The TTC today gave formal notice to its four unions that it will implement random drug and alcohol testing starting March 1, 2017. At its November 30 board meeting, TTC commissioners approved a staff implementation plan that will see 20% of all employees in safety sensitive positions, including designated management and executives, subject to random testing for drugs and alcohol.
The TTC will test only for likely impairment at the time of the test. Test results will indicate a pass or fail. The TTC has no interest in what its employees do on their own time, unless it has a potential impact on the workplace. Any employee who feels they have a dependency or addiction is encouraged to seek treatment either directly through the TTC's Occupational Health Department or the TTC's Employee and Family Assistance Plan. The TTC has a duty to accommodate employees with a disability and takes this responsibility seriously.
In 2010, the TTC implemented a new fitness for duty policy where testing occurs at pre-employment, as well as for reasonable cause, post-incident, post-violation and post-treatment, for safety sensitive positions. Post-treatment testing occurs when an employee has declared they have a dependency and has been treated for it. The policy reserved the right to implement random testing in the future.
The TTC has continued to see an increase in the number of reasonable cause and post-incident positive and refusal test results since 2011. This is not acceptable and the TTC cannot wait any longer to act. The safety of its employees, customers and all road users - motorists, cyclists and pedestrians - is paramount in all that it does.
The TTC has seen a 200% increase in workplace impairment and test refusals from 2011 to 2015. From 2014 to 2015 alone, there was an 80% increase of impairment at work or refusing to submit to a drug or alcohol test year over year. Random testing will act as a deterrent to those who may otherwise come to work when they are not fit for duty.
Positive & Refusal Test Results for Drugs (oral fluid sample) and Alcohol (breathalyser) 2010-2016:
(from Oct 17)
(up to Nov 30)
|6 positive test results in 2010||9 positive test results in 2011||16 positive test results in 2012||18 positive test results in 2013||15 positive test results in 2014||27 positive test results in 2015||21 positive test results in 2016||112 total positive test results from 2010 to 2016|

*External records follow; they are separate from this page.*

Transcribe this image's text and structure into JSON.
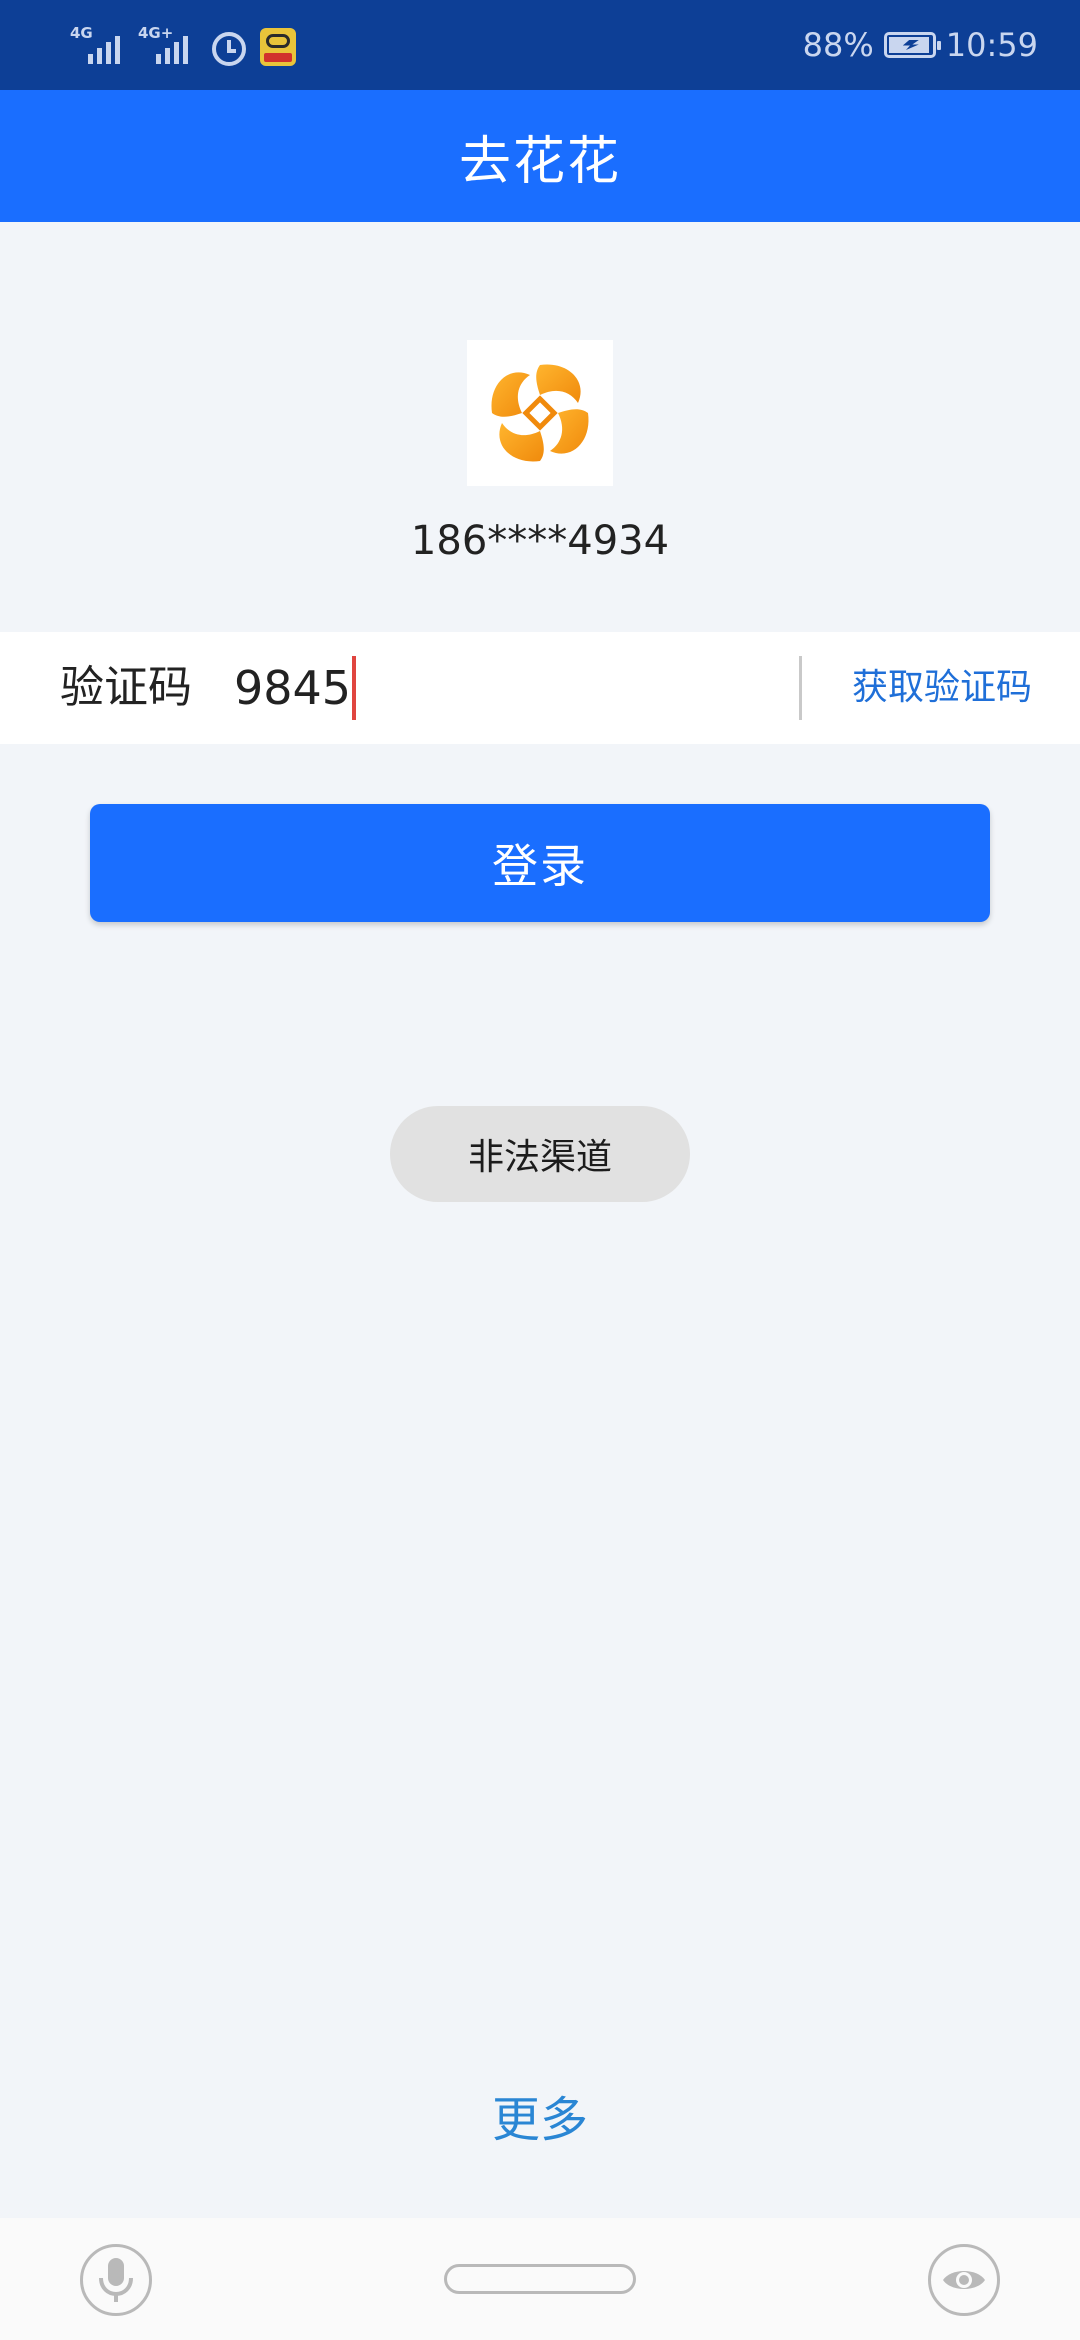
{
  "status_bar": {
    "network_1": "4G",
    "network_2": "4G+",
    "battery_percent": "88%",
    "time": "10:59",
    "icons": [
      "signal-icon",
      "signal-icon",
      "alarm-icon",
      "app-notification-icon",
      "battery-charging-icon"
    ]
  },
  "app_bar": {
    "title": "去花花"
  },
  "profile": {
    "logo_icon": "app-logo-icon",
    "phone": "186****4934"
  },
  "verification": {
    "label": "验证码",
    "value": "9845",
    "get_code_label": "获取验证码"
  },
  "login_button": {
    "label": "登录"
  },
  "toast": {
    "message": "非法渠道"
  },
  "more_link": {
    "label": "更多"
  },
  "nav_bar": {
    "icons": [
      "microphone-icon",
      "home-handle",
      "eye-icon"
    ]
  },
  "colors": {
    "status_bar": "#0d3f96",
    "primary": "#1a6eff",
    "background": "#f2f5f9",
    "link": "#1f6fd8",
    "caret": "#e0453f",
    "logo_orange": "#f7a21b"
  }
}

The TTC also conducts pre-employment testing for drug use by way of urinalysis for external candidates interested in working for the TTC in either a safety sensitive or designated management or executive position. Since Feb. 1, 2010 and until Nov. 30, 2016, there have been 186 positive test results.
More than 10,000 TTC employees will be subject to random drug and alcohol testing, including all operators and maintenance employees, designated supervisors, managers and executives - anyone whose job has accountability or responsibility for the safety of employees and the public.
A third party provider will generate a random list of employees and conduct the tests on the TTC's behalf: a breathalyser for alcohol and an oral fluid sample for drugs. While the breathalyser will provide an immediate result, drug test results take 2-3 days. Unless there's reason to believe an employee is, in fact, impaired, they will return to their jobs while awaiting test results. An employee could be tested more than once throughout the year, or not at all. The TTC, as the employer, has no say in who will be tested or when.
In the United States, random drug and alcohol testing has been federal law since 1991, and is also the practice in the United Kingdom and Australia. The TTC is actively lobbying the provincial government, together with other organizations like the Ontario Public Transit Association and the Canadian Urban Transit Association, to enact legislation making random testing mandatory for the transportation sector in Ontario. In the meantime, it will continue ahead with its implementation plan.
The cost of the program is $1.3 million and has been approved by the TTC Board for 2017.